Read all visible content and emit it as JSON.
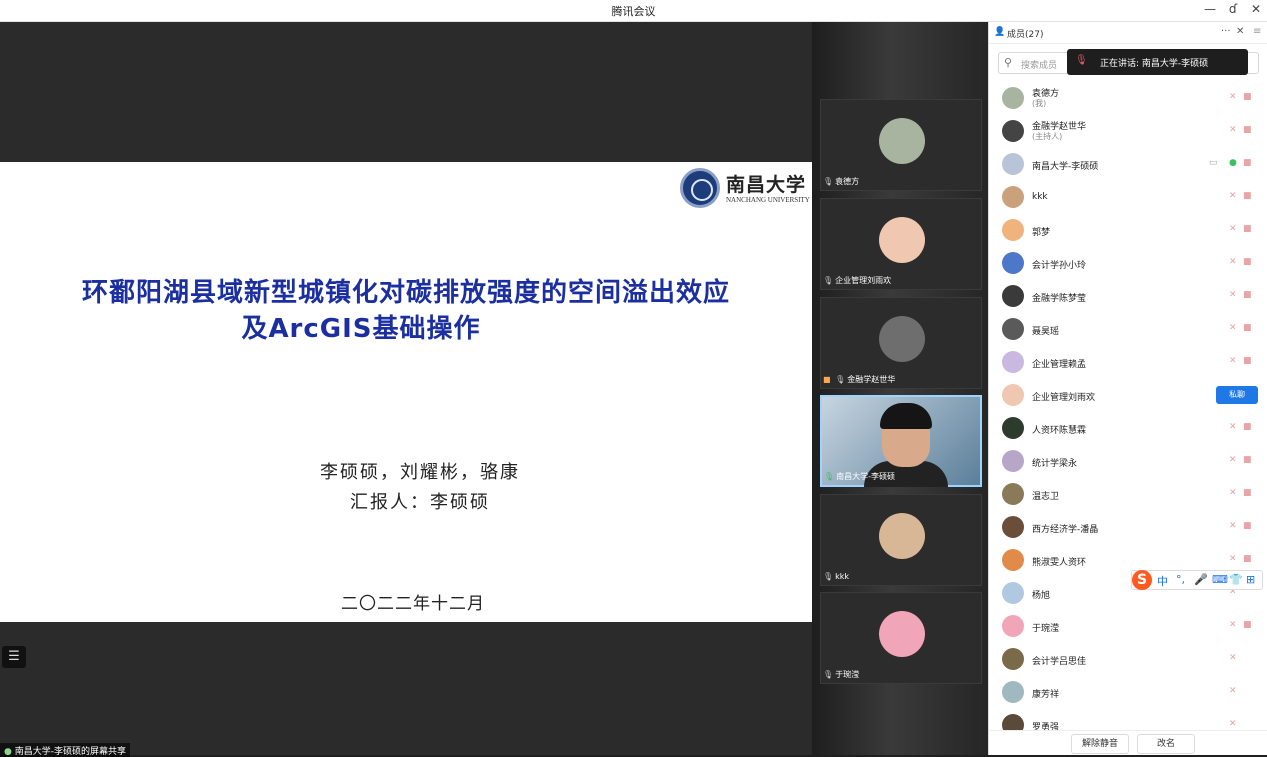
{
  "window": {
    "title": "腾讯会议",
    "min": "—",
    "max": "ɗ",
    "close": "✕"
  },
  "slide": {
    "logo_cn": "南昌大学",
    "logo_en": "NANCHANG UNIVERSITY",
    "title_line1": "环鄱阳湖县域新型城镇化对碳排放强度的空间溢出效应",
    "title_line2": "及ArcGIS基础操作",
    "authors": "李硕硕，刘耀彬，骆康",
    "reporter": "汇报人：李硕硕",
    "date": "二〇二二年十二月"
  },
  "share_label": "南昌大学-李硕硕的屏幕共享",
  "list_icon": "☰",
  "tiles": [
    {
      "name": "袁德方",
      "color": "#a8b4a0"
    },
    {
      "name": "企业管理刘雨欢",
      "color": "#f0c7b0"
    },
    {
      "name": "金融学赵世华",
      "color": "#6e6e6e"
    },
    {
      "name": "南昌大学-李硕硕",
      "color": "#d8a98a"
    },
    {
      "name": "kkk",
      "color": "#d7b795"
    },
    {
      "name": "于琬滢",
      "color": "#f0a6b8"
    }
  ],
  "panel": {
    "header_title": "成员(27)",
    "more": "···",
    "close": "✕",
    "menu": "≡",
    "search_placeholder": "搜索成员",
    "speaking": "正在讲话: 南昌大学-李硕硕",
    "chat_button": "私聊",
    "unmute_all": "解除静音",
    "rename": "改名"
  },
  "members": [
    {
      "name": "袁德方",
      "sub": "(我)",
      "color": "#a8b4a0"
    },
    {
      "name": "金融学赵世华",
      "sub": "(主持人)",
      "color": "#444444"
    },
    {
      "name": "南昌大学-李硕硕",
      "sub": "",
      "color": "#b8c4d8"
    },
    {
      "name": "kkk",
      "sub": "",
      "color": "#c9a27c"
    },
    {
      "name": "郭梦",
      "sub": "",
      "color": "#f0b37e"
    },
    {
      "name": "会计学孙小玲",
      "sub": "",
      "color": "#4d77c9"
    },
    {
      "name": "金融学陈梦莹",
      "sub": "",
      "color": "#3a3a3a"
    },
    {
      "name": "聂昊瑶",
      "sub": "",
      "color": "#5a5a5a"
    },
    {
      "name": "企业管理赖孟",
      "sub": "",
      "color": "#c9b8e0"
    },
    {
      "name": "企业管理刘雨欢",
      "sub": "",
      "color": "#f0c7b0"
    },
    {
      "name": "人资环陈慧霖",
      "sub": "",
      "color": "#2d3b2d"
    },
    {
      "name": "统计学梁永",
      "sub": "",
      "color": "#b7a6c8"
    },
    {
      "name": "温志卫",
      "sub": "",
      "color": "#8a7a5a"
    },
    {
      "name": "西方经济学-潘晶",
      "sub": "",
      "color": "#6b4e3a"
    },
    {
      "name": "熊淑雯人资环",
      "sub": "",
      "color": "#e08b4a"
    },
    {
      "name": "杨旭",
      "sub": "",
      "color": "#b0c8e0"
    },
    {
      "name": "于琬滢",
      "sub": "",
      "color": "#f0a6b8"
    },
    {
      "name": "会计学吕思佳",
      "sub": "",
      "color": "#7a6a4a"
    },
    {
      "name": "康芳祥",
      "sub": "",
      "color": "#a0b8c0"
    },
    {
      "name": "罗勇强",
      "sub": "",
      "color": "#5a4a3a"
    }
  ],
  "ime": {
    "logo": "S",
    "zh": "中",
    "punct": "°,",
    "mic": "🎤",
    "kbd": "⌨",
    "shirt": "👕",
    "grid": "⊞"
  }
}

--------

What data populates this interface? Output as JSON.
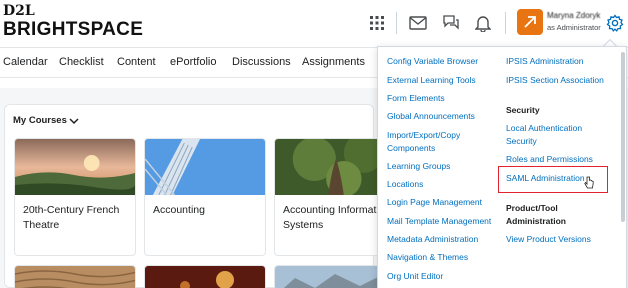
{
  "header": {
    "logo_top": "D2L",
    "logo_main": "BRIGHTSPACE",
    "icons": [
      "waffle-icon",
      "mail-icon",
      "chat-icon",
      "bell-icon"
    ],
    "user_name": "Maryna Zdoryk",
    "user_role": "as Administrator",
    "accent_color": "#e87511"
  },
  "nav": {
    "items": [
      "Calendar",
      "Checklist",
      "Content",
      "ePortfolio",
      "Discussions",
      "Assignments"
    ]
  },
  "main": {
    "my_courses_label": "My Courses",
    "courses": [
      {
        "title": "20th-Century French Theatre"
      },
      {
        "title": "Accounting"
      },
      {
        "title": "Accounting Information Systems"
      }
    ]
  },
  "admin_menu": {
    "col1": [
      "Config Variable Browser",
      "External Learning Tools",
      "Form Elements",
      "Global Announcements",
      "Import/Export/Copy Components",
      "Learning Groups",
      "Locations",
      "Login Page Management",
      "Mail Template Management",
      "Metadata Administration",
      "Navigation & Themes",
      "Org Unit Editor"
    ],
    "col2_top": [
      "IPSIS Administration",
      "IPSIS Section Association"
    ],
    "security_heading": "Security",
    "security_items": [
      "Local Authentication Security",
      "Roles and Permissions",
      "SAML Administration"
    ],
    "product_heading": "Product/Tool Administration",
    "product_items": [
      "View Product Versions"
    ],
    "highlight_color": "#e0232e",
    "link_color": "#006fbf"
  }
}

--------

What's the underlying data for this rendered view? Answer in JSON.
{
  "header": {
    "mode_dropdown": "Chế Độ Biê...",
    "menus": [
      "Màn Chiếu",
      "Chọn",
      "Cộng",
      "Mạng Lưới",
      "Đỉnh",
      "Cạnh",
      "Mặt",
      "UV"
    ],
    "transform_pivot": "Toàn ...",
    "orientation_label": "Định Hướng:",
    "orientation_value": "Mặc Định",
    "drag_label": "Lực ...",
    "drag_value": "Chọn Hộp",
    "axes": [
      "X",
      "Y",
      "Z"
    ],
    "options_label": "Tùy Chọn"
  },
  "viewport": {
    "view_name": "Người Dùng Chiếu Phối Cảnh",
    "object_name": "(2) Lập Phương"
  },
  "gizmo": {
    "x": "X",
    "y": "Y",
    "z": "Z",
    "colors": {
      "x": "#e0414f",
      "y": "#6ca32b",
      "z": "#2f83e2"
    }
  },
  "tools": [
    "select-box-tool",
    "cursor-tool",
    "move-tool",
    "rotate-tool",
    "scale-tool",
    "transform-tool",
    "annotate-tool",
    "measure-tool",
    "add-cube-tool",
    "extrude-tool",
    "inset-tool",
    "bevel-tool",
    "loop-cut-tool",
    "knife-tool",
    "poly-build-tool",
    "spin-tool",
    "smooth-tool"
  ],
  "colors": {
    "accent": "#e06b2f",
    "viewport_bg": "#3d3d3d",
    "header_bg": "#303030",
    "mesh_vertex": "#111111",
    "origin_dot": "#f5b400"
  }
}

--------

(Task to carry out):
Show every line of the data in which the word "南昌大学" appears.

(Exercise output):
    "logo_cn": "南昌大学",
  "share_label": "南昌大学-李硕硕的屏幕共享",
      "name": "南昌大学-李硕硕",
    "speaking": "正在讲话: 南昌大学-李硕硕",
      "name": "南昌大学-李硕硕",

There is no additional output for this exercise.